-- About this exercise --
Reproduce every record verbatim but drop the pictures.

(Beginning of Source records)

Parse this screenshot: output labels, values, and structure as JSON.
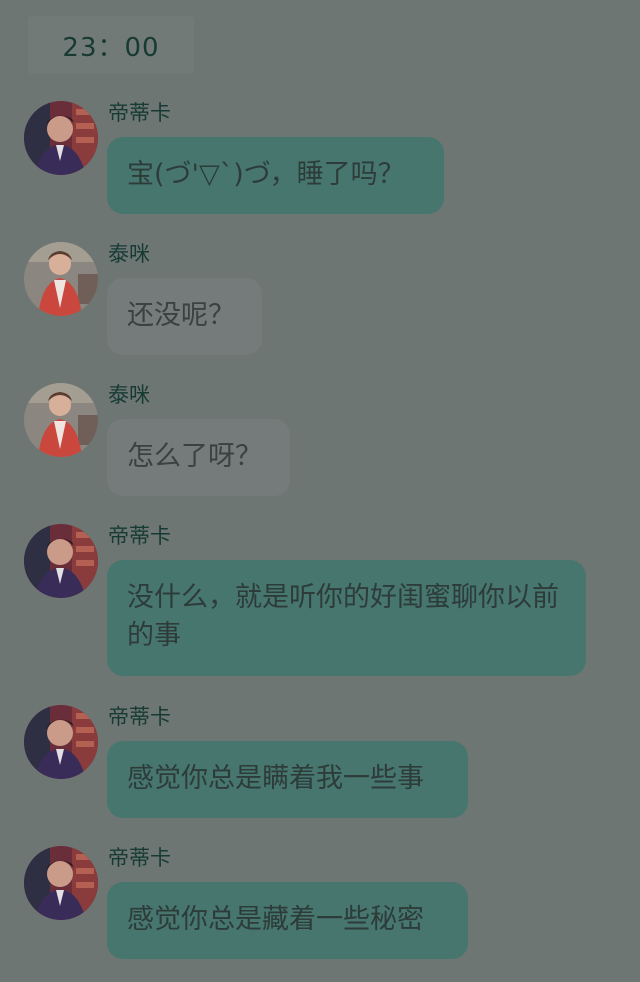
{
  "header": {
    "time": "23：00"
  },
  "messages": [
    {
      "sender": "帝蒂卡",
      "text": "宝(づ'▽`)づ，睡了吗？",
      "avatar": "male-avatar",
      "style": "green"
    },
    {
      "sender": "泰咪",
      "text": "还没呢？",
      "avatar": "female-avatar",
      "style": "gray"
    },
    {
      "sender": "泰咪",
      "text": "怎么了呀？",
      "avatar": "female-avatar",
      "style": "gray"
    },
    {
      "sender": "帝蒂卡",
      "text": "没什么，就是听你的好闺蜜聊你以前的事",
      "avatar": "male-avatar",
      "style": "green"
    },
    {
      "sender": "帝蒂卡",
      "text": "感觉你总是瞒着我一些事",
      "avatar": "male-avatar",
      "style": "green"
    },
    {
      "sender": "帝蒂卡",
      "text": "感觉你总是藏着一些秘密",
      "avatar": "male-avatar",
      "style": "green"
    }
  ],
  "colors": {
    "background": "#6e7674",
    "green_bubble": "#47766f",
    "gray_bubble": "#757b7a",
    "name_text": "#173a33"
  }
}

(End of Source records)

-- Answer to the problem --
Parse this screenshot: output labels, values, and structure as JSON.
{
  "header": {
    "time": "23：00"
  },
  "messages": [
    {
      "sender": "帝蒂卡",
      "text": "宝(づ'▽`)づ，睡了吗？",
      "avatar": "male-avatar",
      "style": "green"
    },
    {
      "sender": "泰咪",
      "text": "还没呢？",
      "avatar": "female-avatar",
      "style": "gray"
    },
    {
      "sender": "泰咪",
      "text": "怎么了呀？",
      "avatar": "female-avatar",
      "style": "gray"
    },
    {
      "sender": "帝蒂卡",
      "text": "没什么，就是听你的好闺蜜聊你以前的事",
      "avatar": "male-avatar",
      "style": "green"
    },
    {
      "sender": "帝蒂卡",
      "text": "感觉你总是瞒着我一些事",
      "avatar": "male-avatar",
      "style": "green"
    },
    {
      "sender": "帝蒂卡",
      "text": "感觉你总是藏着一些秘密",
      "avatar": "male-avatar",
      "style": "green"
    }
  ],
  "colors": {
    "background": "#6e7674",
    "green_bubble": "#47766f",
    "gray_bubble": "#757b7a",
    "name_text": "#173a33"
  }
}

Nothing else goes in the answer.